After the New York Timesglowing February review, American Dance Festival-goers had several months of delicious anticipation of Paul Taylor’s new work, which we knew would be presented as part of the annual Paul Taylor Dance Company appearance at ADF. In Beloved Renegade, we would see Taylor do his magic, melding music with dance, adding to the force with — so we thought — the music of Walt Whitman’s singing poetry, as well. Set to Francis Poulenc’s Gloria, Beloved Renegade has its moments of perfection, but they don’t seem to have a thing to do with Walt Whitman. Pretty as it is in places, the dance is formulaic Taylor and completely absent the wild muscularity and sticky fluids, the green and musky scents, the dark winds and hot breezes of Whitman. The renegade is absent from the stage; he’s left only a pale trace among the white-clad dancers frolicking earnestly under Jennifer Tipton’s emotionless lighting. The disappointment of this final work on the program was its only surprise.

The dancers, as always, are quite wonderful — Laura Halzack particularly stands out here, with her fluid shapemaking and beautiful extensions — but they are more interesting to watch in both the silver-blue Mercuric Tidings (1982) which opens the evening, and the long-unseen Scudorama from 1963, with its vivid coloring and ritualistic, almost tribal aspects. I wish we could have seen that in conjunction with Three Epitaphs from 1956, with which it has much in common, musically and attitudinally, despite the extreme difference in coloration.

Mercuric Tidings (last seen here in 2004 as part of Taylor’s 50th anniversary extravaganza) is a beauty of a dance that makes one feel freshly bathed in its swirling circling liquidity, as if joyously preparing for some sweatier exchange on the grass of life. But we left the theater still clean and calm, having gloried only in the spirit and not the body, and having to seek our earthly solace in the night’s rank humidity.

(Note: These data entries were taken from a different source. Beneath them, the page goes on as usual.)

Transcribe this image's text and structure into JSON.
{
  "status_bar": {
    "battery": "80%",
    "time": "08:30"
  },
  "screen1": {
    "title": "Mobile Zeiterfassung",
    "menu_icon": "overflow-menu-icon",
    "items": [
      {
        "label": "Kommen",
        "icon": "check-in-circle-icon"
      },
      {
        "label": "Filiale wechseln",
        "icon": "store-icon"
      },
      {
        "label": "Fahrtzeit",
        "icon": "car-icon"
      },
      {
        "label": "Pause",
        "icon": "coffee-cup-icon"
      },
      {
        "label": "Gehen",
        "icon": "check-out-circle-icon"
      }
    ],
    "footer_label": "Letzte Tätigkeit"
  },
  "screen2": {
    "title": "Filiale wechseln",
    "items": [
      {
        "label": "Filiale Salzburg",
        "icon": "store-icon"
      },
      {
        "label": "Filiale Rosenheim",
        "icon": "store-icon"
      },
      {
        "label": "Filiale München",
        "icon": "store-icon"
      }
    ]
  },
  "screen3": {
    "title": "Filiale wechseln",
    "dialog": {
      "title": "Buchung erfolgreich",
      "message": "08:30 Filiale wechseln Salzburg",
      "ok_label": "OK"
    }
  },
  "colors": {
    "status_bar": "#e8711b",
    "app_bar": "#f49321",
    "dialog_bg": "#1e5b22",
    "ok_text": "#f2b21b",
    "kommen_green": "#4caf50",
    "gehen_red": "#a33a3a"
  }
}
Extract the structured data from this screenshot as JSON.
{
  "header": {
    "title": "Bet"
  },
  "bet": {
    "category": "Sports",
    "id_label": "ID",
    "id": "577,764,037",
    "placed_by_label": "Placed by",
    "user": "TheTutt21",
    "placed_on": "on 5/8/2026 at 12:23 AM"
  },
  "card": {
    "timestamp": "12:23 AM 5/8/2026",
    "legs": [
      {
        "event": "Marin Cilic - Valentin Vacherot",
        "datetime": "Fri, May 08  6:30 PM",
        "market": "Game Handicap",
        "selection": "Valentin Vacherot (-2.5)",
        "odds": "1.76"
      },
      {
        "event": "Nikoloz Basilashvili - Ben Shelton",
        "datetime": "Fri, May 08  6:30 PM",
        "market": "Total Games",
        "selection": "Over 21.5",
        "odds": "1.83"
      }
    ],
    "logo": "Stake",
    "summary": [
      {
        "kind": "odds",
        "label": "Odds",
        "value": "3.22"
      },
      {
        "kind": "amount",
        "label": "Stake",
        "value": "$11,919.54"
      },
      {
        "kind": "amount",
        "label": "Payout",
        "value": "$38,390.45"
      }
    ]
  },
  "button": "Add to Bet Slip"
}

This production continues through July 18. See our calendar for details.